African American Newspapers: The 19th Century (Part XI) – Part XI of this popular and important database includes full-text coverage of The Christian Recorderfrom January 1894 to December 1898. A full-page image upgrade is promised soon.

Thesaurus Linguae Graecae – This database contains virtually all Greek texts surviving from the period between Homer (8th century BCE) and CE 600, as well as the majority of surviving works up to the fall of Byzantium in CE 1453. Note: A polytonic Greek font must be installed on your computer in order to view some texts. With some browsers, you may also be able to input your search in Greek; with others, you may have to input Beta Code or Latin Transliteration. Extensive information about font requirements is available at the TLG website.

The Papers of W.E.B. DuBois – This set consists of 83 microfilm reels of the correspondence of W.E.B. DuBois, one of the most prominent early figures for African-American liberation. Coverage dates range from 1877 to 1965. For information about content see ProQuests’s collection description.

David C. Murray

LGBT History

The Libraries have acquired on microfilm The Lesbian Herstory Archives, part 7 of the Gay Rights Movement. This collection consists of a full 150 reels of primary-source material along with a 73-page printed collection guide. Media types represented include “clippings, flyers, brochures, conference materials, reports, correspondence, and other printed ephemera”. The earliest documents date to the 1950s and the era of the Daughters of Bilitis organization. Additional information about the nature of the collection is available from the LHA website.
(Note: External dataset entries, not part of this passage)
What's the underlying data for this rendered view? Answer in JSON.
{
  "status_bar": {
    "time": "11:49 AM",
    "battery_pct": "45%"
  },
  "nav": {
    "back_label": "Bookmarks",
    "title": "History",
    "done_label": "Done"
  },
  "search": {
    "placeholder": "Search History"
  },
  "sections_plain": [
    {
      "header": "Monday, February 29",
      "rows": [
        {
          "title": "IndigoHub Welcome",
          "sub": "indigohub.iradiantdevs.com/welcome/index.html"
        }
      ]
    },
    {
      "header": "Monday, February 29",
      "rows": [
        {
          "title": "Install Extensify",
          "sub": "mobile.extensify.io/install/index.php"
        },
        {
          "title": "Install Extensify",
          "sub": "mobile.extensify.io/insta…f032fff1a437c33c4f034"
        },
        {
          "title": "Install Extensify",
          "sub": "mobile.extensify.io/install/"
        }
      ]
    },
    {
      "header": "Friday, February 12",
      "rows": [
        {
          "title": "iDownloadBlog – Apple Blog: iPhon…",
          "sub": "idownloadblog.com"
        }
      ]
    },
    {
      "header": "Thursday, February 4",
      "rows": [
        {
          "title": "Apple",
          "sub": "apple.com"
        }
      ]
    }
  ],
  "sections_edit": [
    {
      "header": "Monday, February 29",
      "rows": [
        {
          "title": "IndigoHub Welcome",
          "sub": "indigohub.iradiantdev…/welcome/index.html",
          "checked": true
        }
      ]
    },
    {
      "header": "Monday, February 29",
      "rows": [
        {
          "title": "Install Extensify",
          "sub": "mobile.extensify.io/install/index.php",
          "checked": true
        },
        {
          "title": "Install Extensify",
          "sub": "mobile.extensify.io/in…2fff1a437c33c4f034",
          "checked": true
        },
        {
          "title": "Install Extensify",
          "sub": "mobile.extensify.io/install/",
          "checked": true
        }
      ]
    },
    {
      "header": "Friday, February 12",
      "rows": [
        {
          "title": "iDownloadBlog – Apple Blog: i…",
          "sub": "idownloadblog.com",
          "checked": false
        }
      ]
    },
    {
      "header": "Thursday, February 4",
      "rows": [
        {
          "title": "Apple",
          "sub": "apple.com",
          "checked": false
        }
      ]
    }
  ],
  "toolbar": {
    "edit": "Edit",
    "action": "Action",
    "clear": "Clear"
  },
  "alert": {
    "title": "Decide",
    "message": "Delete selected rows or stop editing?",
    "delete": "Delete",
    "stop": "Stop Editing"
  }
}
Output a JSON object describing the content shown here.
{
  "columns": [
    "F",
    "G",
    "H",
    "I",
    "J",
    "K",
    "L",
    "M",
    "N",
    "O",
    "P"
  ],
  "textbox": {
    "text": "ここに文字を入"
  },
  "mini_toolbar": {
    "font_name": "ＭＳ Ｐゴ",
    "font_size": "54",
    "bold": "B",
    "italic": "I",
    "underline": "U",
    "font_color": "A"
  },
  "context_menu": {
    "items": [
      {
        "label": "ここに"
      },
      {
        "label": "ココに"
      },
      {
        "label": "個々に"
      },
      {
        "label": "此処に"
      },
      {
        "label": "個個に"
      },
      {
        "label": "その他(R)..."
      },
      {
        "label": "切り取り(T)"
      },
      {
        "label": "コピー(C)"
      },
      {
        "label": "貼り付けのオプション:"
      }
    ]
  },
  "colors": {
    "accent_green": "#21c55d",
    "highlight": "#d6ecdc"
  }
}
The Lesbian Herstory Archives complements existing primary-source printed and digital collections such as the Gerritsen Collection and Women and Social Movements. It also complements GenderWatch and the new-to-Temple LGBT Life, two databases that index journal articles and other secondary sources. LGBT Life in particular contains indexing and abstracts for more than 130 LGBT-specific core periodicals and over 290 LGBT-specific core books and reference works. It also includes comprehensive, full-text coverage of The Advocate (1996 to date) and other important LGBT publications.

David C. Murray